Teresa Palacios Smith: We launched a Facebook Live series entitled “Women Who Lead,” which has been a huge success and one of the most satisfying events of which I am involved. The series airs twice a month during Facebook’s “Women Crush Wednesdays.” This year, I will expand it to include diversity topics and feature diversity and equity business leaders.

Diane Ramirez: We are investing in new technologies for our agents; one of them is called MAIA. It’s an incredibly useful internal platform built in partnership with Salesforce that allows agents to streamline their marketing and communications tools all in one place. We are also launching a home staging program that allows homeowners to make cosmetic and renovation upgrades before listing their properties through an approved list of qualified vendors with no upfront, out-of-pocket costs and no interest. Essentially, we want to provide our agents with the tools to really succeed—for their benefit, and for the benefit of their clients.

What do you believe the industry needs to do to tackle diversity issues for a better future? 
Teresa Palacios Smith: No. 1, it begins with awareness and acknowledgment. Diversity is 360—you need to look at yourself, your leadership and your company, and tackle it square on. Similarity biases are prevalent in our industry, and as leaders, we need to start looking at our own “house” and determine if this is where we need to start.

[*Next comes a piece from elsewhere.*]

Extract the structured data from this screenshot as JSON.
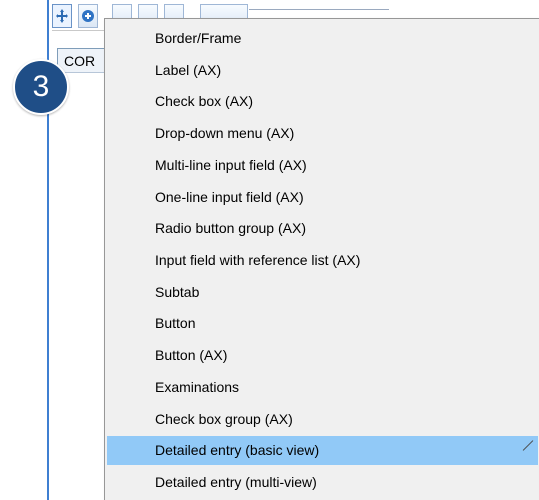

No. 2, the industry needs to invest and support leadership training and programs that provide tools to diverse candidates who can then move into leadership opportunities within the real estate industry. No. 3, we need to support and encourage legislation and programs that create opportunities for underserved markets.

And finally, it is important that we provide more in-depth education and training to the REALTOR® community, beginning at the local level by ensuring that agents are receiving effective Fair Housing training and ethics courses as a requirement when renewing their license. Training on unconscious and implicit bias should be offered to agents at both the local and state level so that they are aware of the important role this plays when working with buyers and sellers. Additional education around Fair Housing and the law should be communicated to agents and the community so that there is a constant and elevated awareness.

Kendall Bonner: Diversity is so important. Diversity fuels creativity and innovation because everyone is coming to the table with different ideas, different perspectives and different stories. It starts with open conversation and listening with empathy. I think it also requires intention to change by everyone, as well as intention to see! If you are not willing to see and acknowledge the problem, we will never expose the solution.

Regina Coia: This initiative has already begun with the National Association of REALTORS®’ groundbreaking changes to the Code of Ethics. This has obviously been quite a hotly debated course of action; however, there could not be a more clear answer to this question than the efforts of America’s largest trade organization, despite such controversy. From there, it is all about local leaders coaching their agents and staff with the expectation that they will align with the essential tenet of simply doing the right thing.

Andrew King is a contributing editor to RISMedia.